In Finland, children don’t have to begin school until age 7.
High school is optional and the public education system–which is free and includes higher education– includes wrap around services like free healthcare and access to healthy meals.
This is the Finnish way.
Pasi Sahlberg, winner of the 2013 Grawmeyer Award in education, explains the history and results of reforms put in place in 1970s. In his book Finnish Lessons: What Cant the Worls Learn From Education Change in Finland, Sahlberg discusses the prestige of being a teacher in Finland–saying teachers are on the same level as doctors or attorneys.
Further he says standardized tests are not prioritized to assess students. Instead, the system trusts teachers to assess each student on personal growth.
Sahlberg says the Finnish way won’t look like the American because there are other issues outside public education that effect what happens in schools. But he does acknowledge three things the U.S. lacks that Finland has, which are key to achieving equity:
- Funding of schools: Finnish schools are funded based on a formula guaranteeing equal allocation of resources to each school regardless of location or wealth of its community.
- Well-being of children: All children in Finland have, by law, access to childcare, comprehensive health care, and pre-school in their own communities. Every school must have a welfare team to advance child happiness in school.
- Education as a human right: All education from preschool to university is free of charge for anybody living in Finland. This makes higher education affordable and accessible for all.
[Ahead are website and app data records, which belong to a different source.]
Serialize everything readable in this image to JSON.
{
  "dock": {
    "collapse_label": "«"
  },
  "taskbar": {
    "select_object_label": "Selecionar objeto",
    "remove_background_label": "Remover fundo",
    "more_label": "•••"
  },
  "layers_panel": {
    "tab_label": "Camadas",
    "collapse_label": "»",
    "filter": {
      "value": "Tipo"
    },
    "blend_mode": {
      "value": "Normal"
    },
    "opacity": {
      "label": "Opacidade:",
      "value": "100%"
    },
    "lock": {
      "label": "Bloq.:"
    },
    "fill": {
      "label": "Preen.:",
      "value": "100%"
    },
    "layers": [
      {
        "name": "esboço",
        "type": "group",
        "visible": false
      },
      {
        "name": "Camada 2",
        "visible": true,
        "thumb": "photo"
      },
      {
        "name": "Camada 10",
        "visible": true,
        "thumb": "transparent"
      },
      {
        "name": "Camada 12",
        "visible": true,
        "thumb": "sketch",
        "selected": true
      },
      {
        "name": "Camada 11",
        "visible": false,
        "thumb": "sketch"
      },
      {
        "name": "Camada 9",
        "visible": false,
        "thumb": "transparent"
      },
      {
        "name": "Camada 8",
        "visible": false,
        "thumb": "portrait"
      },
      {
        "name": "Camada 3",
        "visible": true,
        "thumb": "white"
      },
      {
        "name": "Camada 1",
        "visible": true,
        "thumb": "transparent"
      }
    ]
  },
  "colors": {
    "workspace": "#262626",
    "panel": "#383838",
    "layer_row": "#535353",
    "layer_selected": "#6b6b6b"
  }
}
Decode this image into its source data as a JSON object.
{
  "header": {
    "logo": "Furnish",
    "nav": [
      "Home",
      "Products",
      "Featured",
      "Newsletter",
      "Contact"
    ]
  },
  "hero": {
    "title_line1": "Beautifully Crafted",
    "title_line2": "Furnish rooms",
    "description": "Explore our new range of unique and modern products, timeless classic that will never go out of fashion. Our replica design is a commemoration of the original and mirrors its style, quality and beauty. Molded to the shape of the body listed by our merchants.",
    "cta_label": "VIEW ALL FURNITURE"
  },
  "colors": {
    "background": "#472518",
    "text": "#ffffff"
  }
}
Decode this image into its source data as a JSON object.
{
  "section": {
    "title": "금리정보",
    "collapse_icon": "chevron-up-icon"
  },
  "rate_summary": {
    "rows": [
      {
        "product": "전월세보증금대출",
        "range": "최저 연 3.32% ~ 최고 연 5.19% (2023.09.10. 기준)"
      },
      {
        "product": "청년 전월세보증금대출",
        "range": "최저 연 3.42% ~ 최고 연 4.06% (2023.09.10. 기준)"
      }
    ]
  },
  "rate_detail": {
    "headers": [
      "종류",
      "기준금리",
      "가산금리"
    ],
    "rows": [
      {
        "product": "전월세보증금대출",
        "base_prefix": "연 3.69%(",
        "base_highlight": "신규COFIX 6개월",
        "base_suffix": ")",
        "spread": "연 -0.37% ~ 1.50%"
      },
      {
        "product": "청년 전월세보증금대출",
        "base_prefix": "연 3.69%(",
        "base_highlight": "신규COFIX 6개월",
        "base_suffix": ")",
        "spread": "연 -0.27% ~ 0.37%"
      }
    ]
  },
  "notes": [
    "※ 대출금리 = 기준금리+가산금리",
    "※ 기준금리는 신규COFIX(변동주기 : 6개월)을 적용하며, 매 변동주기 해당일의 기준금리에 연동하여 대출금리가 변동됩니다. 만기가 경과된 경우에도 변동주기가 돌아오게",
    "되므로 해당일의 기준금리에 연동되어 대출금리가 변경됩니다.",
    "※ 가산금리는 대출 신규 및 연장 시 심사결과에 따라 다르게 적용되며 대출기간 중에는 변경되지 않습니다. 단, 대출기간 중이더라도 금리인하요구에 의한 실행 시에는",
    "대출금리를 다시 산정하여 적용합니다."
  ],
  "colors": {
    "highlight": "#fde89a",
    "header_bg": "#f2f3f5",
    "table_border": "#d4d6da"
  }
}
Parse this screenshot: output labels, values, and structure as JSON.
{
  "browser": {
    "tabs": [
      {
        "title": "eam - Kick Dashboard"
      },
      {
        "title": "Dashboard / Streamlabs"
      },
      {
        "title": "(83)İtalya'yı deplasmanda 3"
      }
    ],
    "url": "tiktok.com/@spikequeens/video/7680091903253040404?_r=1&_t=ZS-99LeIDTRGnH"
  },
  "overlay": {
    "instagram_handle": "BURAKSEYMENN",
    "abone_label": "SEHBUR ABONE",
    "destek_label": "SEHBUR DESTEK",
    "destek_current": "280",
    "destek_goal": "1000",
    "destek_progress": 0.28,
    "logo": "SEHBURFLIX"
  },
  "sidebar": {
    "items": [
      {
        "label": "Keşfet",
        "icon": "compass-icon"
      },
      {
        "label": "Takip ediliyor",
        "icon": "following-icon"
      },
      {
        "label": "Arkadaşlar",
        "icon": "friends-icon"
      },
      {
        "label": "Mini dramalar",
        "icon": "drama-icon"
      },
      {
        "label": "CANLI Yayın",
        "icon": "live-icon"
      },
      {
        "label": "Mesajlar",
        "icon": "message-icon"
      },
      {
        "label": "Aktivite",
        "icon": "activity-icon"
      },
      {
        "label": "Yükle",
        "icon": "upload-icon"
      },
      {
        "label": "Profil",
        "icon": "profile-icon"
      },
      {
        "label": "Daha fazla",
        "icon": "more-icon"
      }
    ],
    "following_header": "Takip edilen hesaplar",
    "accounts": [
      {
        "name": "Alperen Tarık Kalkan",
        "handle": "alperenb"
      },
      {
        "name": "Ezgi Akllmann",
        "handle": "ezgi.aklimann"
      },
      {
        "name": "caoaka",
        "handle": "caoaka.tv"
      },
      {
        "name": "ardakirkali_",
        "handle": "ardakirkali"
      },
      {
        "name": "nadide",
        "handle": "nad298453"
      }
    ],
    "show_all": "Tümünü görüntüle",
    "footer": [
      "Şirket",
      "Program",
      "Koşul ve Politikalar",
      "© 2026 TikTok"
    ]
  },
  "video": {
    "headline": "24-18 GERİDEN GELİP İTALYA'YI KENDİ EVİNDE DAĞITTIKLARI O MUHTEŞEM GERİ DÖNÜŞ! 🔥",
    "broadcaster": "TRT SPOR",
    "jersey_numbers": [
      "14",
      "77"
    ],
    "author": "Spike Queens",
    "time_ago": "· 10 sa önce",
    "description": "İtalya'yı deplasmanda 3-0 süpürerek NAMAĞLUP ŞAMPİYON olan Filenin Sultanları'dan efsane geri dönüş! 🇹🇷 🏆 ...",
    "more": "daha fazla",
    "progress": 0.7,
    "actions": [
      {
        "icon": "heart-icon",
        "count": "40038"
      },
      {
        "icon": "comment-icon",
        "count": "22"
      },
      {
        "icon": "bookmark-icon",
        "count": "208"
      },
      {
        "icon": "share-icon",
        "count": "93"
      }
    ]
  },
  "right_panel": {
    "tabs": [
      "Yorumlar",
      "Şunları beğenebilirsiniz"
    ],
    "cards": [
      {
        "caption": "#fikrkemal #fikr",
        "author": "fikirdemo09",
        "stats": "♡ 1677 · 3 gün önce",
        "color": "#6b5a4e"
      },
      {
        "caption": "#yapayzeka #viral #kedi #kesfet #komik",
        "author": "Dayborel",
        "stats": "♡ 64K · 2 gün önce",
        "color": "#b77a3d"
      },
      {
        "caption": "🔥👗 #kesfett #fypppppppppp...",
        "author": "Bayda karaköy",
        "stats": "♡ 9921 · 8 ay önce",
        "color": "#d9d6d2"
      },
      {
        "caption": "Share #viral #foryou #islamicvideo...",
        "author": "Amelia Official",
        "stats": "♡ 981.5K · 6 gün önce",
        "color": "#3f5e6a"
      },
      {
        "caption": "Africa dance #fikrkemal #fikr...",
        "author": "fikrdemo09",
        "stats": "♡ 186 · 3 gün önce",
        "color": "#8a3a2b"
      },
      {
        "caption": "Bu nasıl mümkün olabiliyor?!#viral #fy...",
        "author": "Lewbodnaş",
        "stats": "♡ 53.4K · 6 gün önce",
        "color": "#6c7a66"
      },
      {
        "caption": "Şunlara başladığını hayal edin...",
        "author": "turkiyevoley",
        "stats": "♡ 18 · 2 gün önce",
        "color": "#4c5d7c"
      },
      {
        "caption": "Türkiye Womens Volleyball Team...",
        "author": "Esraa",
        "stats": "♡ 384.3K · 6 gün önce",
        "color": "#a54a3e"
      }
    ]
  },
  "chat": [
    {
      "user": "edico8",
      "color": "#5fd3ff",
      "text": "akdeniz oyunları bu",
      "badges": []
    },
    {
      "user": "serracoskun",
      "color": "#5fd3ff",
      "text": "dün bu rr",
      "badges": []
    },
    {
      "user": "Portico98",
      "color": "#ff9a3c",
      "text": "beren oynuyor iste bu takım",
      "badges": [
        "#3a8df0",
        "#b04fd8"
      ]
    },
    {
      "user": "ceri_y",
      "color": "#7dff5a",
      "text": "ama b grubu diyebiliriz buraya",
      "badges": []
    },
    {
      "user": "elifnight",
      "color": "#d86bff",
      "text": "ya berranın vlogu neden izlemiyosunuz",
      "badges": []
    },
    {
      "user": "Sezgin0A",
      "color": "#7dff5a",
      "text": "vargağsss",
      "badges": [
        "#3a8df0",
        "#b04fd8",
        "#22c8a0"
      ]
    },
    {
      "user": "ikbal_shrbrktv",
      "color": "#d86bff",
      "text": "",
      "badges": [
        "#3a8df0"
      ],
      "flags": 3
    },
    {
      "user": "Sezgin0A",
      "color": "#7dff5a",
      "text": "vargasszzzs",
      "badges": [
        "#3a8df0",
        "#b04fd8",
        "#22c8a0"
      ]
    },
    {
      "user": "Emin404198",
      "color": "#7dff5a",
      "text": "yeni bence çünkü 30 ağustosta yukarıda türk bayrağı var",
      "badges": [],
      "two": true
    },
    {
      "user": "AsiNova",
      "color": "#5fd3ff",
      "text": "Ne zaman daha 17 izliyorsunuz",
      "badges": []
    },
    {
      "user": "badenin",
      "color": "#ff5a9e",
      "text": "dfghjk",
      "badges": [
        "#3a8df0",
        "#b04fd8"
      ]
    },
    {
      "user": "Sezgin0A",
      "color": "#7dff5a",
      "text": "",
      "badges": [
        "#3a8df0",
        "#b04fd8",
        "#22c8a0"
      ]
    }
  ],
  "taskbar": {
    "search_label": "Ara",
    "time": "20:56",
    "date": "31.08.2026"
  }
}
As part of The Next Louisville education project, WFPL hosted a discussion with Dr. Sahlberg at the Green Building Tuesday night. Please listen or share the conversation below.